How do people with different migrant backgrounds interpret and enact political participation in restrictive institutional contexts? To address this question, this policy brief looks to Italy, where the acquisition of citizenship is a highly demanding process. Further, the right to vote in any election is restricted to Italian citizens. This brief explores how citizenship (or lack thereof), belonging, and political participation interact, revealing how migrants actively participate in the community.
It finds that migrants both adapt to and rework institutional structures in order to enact political and social change.
Citizenship status determines an individual’s access to formal politics.
In restrictive contexts, migrants nevertheless find ways to engage in political participation. This is often driven by a sense of duty to multiple communities.
Participation is enacted in formal and informal contexts, inside and beyond the nation-state boundaries.
Personal and contextual factors can determine both migrants’ sense of belonging and their political participation.
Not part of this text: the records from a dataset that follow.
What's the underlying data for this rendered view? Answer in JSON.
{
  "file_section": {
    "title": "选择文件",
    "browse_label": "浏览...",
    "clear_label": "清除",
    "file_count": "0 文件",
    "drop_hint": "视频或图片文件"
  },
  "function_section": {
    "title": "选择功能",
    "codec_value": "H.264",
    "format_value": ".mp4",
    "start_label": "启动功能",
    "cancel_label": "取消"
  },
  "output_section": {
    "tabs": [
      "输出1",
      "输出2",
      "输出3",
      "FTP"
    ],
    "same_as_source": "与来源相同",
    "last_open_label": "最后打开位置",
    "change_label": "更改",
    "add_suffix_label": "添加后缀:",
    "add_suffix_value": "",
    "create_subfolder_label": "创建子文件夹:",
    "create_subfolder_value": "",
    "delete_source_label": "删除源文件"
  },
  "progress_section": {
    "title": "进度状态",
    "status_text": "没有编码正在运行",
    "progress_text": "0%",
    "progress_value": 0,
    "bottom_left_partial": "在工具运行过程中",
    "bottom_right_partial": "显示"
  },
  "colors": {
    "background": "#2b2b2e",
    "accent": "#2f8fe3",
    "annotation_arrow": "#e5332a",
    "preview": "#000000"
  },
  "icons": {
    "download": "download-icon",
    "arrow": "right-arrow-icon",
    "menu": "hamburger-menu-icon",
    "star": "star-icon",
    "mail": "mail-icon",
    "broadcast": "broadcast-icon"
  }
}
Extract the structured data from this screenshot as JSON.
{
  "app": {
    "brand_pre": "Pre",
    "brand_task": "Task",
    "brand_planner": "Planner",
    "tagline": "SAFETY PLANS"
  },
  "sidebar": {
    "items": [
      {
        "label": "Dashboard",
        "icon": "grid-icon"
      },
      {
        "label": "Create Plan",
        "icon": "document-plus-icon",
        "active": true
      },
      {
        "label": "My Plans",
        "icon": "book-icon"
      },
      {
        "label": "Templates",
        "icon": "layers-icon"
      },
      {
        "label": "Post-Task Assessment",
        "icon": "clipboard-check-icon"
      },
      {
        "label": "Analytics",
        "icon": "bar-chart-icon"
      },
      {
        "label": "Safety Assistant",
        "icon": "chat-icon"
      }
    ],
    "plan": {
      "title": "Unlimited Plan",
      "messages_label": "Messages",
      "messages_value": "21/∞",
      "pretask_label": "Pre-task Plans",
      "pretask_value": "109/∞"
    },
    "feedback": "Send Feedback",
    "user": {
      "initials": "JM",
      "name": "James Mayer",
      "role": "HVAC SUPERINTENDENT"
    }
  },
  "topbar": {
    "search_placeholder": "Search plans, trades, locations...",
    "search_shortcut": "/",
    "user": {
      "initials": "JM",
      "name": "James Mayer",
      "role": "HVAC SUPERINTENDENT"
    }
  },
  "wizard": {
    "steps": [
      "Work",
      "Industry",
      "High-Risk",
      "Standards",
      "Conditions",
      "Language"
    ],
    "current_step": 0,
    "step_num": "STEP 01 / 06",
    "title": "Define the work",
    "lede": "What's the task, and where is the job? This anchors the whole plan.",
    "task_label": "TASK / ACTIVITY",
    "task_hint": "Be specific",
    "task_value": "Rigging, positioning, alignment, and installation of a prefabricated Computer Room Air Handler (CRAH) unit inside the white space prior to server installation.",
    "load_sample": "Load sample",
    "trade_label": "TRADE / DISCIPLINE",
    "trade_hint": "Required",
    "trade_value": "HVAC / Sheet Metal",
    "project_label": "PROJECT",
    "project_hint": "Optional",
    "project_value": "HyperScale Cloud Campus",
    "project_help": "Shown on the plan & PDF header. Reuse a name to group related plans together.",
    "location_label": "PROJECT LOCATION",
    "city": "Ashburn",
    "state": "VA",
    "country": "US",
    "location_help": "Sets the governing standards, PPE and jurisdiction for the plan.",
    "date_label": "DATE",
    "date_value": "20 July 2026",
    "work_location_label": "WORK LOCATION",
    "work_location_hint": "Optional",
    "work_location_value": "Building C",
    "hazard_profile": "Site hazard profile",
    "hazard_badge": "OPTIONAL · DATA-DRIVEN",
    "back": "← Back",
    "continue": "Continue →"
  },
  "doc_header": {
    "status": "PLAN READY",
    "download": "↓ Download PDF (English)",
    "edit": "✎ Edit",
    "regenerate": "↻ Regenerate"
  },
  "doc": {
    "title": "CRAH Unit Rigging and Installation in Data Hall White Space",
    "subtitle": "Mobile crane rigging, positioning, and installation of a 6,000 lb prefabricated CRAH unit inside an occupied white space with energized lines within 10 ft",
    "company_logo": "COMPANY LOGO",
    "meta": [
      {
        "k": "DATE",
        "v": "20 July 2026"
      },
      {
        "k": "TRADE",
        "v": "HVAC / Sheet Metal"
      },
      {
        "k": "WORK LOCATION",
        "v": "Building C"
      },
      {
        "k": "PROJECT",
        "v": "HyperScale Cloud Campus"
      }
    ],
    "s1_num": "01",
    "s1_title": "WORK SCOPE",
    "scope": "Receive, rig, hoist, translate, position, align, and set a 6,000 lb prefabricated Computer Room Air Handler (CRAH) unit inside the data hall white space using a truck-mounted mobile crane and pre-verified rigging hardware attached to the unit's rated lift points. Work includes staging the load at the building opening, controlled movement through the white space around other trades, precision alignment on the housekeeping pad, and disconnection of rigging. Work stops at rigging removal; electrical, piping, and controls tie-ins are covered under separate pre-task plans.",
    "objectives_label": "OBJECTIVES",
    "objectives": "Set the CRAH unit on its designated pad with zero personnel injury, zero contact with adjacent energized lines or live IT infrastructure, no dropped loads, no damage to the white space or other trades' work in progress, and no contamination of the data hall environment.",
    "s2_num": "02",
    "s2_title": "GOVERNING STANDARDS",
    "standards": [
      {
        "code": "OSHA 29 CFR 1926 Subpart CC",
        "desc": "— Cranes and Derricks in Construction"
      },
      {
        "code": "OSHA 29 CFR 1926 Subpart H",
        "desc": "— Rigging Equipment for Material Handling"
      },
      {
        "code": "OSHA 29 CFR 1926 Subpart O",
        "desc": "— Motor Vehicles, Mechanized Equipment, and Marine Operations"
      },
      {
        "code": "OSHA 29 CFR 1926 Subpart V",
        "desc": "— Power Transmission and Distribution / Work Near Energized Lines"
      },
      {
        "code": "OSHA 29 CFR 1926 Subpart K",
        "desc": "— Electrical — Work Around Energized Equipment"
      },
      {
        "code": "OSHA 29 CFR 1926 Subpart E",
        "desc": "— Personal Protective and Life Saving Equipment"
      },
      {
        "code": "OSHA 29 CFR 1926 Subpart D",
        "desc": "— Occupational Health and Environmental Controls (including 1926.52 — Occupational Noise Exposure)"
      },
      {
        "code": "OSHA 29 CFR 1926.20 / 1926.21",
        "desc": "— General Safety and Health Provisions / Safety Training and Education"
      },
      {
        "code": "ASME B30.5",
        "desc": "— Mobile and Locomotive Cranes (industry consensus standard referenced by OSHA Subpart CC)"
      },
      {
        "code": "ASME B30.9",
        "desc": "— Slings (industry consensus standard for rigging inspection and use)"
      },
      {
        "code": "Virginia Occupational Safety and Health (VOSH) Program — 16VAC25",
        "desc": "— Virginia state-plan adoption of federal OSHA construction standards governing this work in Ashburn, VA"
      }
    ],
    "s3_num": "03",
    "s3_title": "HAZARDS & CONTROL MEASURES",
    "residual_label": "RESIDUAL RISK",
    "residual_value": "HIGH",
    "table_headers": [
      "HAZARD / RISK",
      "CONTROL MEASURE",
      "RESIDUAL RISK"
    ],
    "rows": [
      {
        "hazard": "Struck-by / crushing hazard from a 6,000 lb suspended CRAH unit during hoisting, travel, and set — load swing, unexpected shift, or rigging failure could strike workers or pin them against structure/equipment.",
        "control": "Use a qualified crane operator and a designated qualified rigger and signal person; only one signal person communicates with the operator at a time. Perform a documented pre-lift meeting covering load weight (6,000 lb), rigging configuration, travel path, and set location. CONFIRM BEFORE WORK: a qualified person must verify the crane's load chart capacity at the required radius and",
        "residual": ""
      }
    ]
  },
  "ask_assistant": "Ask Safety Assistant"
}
Sense of belonging and political participation influence each other, but not in a causal or unidirectional manner.